> **WHAT YOU SHOULD DO**: Every entry below is to be retyped exactly as it appears.

> **DATA FOR THE TASK**:
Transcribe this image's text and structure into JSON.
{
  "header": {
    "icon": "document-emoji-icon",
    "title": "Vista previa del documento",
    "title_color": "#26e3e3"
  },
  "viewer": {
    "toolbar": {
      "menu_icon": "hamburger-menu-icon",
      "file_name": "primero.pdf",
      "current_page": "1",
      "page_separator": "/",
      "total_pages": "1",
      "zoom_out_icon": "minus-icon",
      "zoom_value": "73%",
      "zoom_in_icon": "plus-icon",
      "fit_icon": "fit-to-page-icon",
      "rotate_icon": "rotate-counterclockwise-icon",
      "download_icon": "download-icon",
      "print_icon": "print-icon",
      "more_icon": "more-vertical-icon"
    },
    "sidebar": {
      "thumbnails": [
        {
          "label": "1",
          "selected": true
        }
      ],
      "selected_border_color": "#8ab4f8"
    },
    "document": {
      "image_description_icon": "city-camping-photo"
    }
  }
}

> **ANSWER SPACE**:
Transcribe this image's text and structure into JSON.
{
  "header": {
    "icon": "document-emoji-icon",
    "title": "Vista previa del documento",
    "title_color": "#26e3e3"
  },
  "viewer": {
    "toolbar": {
      "menu_icon": "hamburger-menu-icon",
      "file_name": "primero.pdf",
      "current_page": "1",
      "page_separator": "/",
      "total_pages": "1",
      "zoom_out_icon": "minus-icon",
      "zoom_value": "73%",
      "zoom_in_icon": "plus-icon",
      "fit_icon": "fit-to-page-icon",
      "rotate_icon": "rotate-counterclockwise-icon",
      "download_icon": "download-icon",
      "print_icon": "print-icon",
      "more_icon": "more-vertical-icon"
    },
    "sidebar": {
      "thumbnails": [
        {
          "label": "1",
          "selected": true
        }
      ],
      "selected_border_color": "#8ab4f8"
    },
    "document": {
      "image_description_icon": "city-camping-photo"
    }
  }
}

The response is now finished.